● Recorded data:

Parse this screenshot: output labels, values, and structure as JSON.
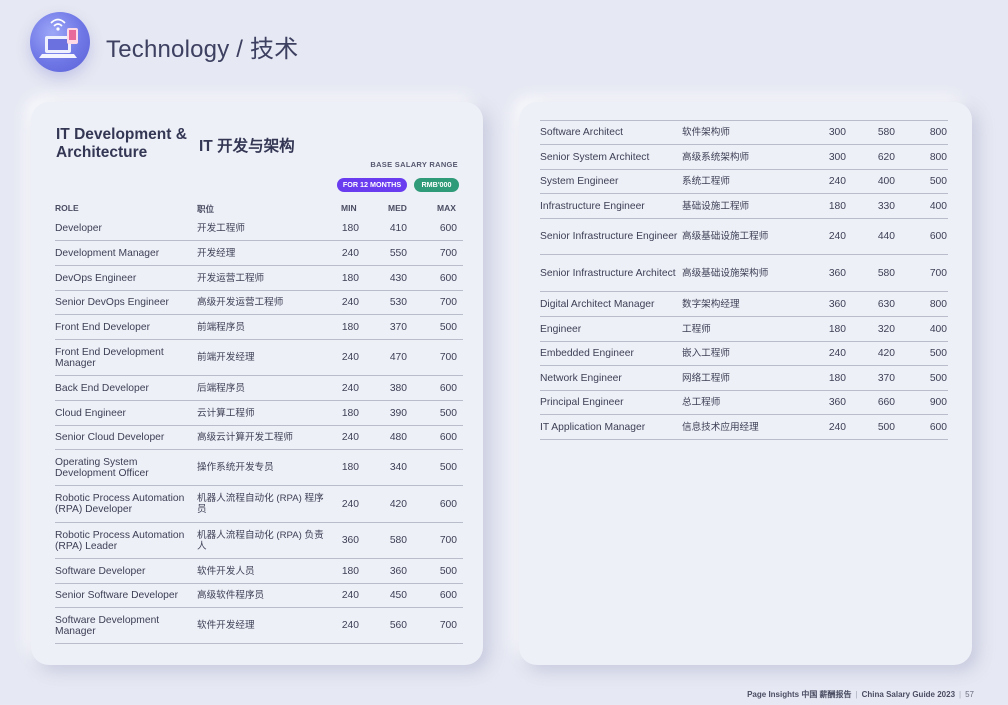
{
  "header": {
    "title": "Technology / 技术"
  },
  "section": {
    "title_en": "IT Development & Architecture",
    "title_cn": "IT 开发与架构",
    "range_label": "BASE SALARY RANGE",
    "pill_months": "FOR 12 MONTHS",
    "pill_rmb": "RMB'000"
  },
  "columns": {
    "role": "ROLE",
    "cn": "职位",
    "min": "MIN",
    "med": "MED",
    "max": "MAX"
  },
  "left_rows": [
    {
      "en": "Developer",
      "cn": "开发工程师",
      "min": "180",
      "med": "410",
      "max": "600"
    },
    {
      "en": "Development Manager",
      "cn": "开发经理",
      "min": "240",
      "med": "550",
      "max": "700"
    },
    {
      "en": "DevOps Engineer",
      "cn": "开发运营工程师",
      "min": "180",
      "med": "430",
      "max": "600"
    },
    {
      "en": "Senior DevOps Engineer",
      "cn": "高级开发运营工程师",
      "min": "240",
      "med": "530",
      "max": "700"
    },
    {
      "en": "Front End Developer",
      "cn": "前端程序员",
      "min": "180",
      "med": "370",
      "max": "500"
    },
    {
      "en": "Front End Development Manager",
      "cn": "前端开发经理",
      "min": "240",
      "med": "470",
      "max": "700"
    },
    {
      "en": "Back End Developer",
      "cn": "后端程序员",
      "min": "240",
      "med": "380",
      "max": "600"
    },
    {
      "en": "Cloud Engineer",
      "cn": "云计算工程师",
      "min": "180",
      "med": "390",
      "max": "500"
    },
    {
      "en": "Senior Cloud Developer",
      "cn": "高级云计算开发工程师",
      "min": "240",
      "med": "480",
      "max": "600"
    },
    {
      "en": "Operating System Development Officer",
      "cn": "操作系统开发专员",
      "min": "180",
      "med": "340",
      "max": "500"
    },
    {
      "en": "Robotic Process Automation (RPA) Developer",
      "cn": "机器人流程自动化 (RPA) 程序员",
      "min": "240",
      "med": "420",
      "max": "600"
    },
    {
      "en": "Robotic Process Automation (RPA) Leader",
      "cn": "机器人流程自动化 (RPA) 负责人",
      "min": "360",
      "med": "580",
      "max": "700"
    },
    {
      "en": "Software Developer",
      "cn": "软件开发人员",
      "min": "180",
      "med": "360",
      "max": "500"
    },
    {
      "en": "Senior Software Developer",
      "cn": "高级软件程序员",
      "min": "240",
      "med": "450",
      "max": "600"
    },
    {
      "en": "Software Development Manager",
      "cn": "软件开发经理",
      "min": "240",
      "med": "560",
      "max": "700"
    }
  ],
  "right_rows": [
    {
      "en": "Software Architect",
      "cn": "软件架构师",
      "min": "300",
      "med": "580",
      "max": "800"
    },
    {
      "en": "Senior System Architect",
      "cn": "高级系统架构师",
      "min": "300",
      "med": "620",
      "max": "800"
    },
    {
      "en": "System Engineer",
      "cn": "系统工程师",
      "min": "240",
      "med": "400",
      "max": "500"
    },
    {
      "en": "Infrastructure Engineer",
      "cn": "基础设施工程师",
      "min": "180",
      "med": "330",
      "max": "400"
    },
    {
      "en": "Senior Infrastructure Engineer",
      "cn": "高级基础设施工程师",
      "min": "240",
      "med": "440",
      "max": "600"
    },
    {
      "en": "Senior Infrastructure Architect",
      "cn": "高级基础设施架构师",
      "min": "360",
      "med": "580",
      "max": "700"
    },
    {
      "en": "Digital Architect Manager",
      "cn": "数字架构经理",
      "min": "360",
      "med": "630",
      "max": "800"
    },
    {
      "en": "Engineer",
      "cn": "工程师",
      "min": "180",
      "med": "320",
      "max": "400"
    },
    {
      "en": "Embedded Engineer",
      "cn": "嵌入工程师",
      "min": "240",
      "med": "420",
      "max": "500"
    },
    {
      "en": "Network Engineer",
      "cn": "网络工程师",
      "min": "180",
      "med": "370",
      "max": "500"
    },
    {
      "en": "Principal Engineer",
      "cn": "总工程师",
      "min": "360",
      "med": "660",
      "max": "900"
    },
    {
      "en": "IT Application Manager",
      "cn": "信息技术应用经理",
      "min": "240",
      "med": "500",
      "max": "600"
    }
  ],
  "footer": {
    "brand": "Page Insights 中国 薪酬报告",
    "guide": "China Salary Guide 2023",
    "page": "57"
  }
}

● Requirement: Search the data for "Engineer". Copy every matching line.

● Response:
      "en": "DevOps Engineer",
      "en": "Senior DevOps Engineer",
      "en": "Cloud Engineer",
      "en": "System Engineer",
      "en": "Infrastructure Engineer",
      "en": "Senior Infrastructure Engineer",
      "en": "Engineer",
      "en": "Embedded Engineer",
      "en": "Network Engineer",
      "en": "Principal Engineer",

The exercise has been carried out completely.